Kekere-Ekun tends to quill with a variety of materials that respond well to the technique; including ribbon and strips of canvas. She constantly experiments with new ways of exploring materials and their capabilities. She views the intricacy of her work as a visual metaphor for the complexity of the subject matter she engages with.
“I also attempt to maintain a grip on reality by inserting clocks into ‘memories’ I find unlikely or inexplicably unsettling. In contrast, I rummage through the past by inserting and sometimes reimagining objects that either carry some form of meaning to me or would be readily recognisable to my peers.
In creating the paintings that make up this body of work, I toy with the most wholesome of ideas/experiences, childhood. Seemingly random and benign scenes of existence are shadowed by objects that become breadcrumbs of my attempts to understand my trauma and who or what I am beyond it. In grappling with the personal, I also examine the collective.”
About the Artist
Ayobola Kekere-Ekun is a contemporary visual artist who was born in Lagos, Nigeria, in 1993.
Her BA and MA in Visual Arts were received from the Department of Creative Arts, University of Lagos, where she majored in Graphic Design.
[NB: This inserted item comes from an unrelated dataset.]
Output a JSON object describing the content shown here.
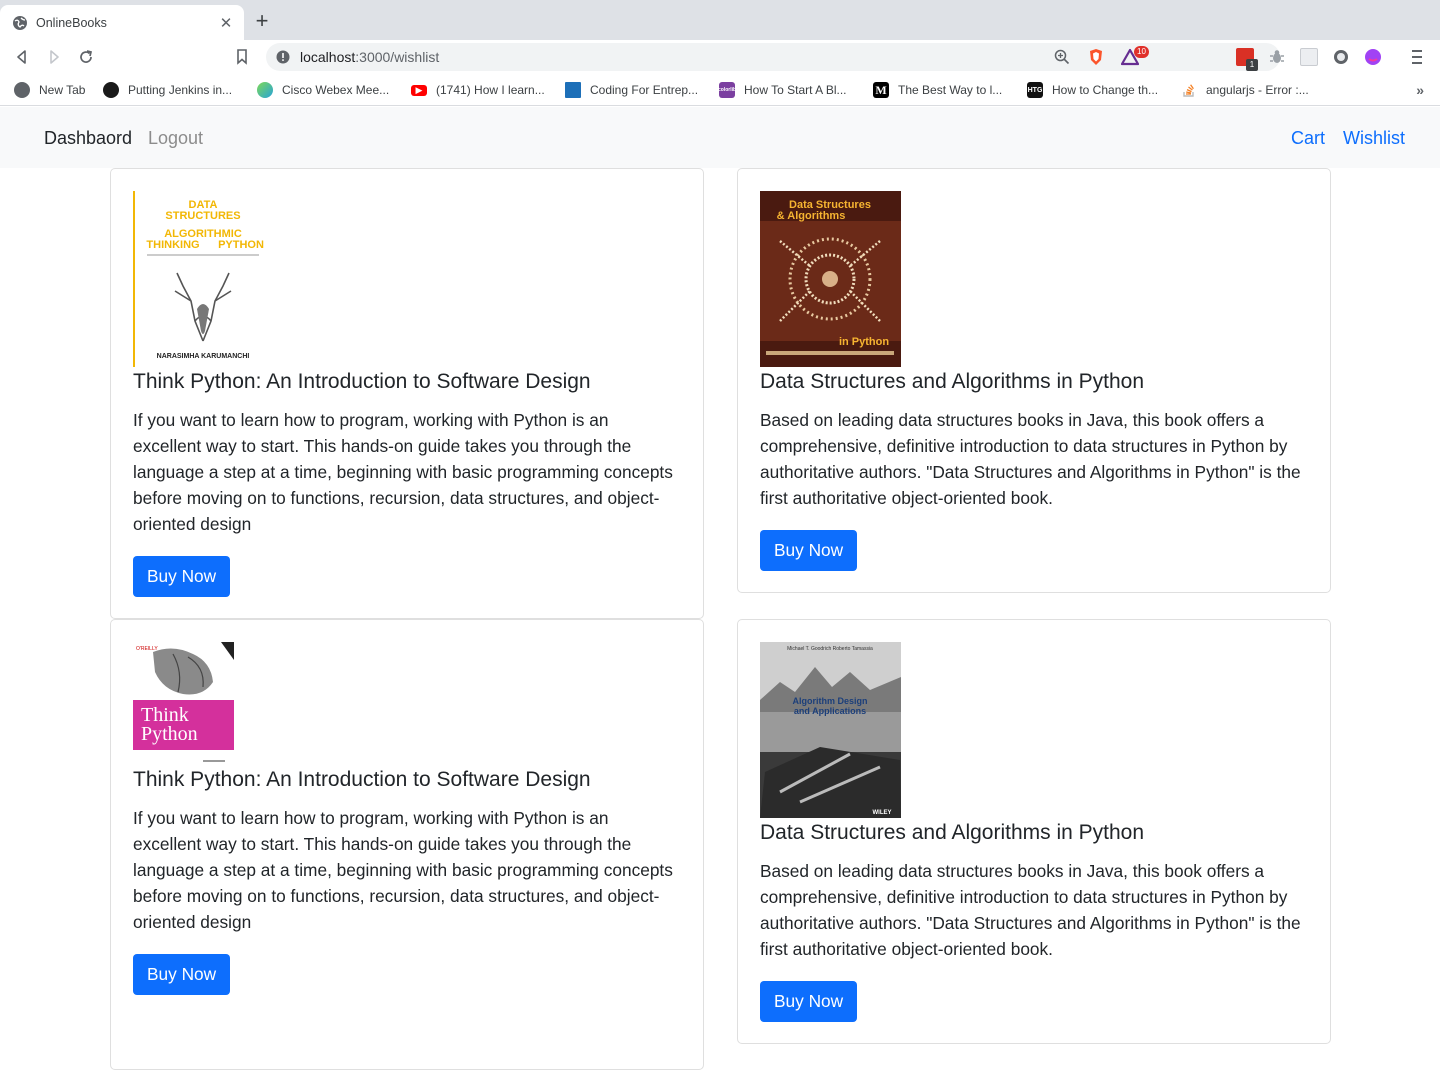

She is currently pursuing a PhD in Art and Design at the University of Johannesburg, South Africa. Kekere-Ekun is also a Lecturer at the Department of Creative Arts, University of Lagos.
Kekere-Ekun’s work often explores subjects connected to gender, mythology, power and the human condition in a multi-layered way; creating work through a labour-intensive process. Her work is heavily informed by personal experiences and observations. She is particularly interested in exploring the subtle interplay of time, space, gender, power and social structures in contemporary society.
Stand to End Rape Initiative
Stand to End Rape is a youth-led social enterprise advocating against sexual violence, providing prevention mechanisms and supporting survivors with psychosocial services. The organisation’s mission is to catalyse innovative programmes, policies and public engagement efforts and create transformative policy-wide behavioural and systemic changes in the lives of women and girls in Nigeria.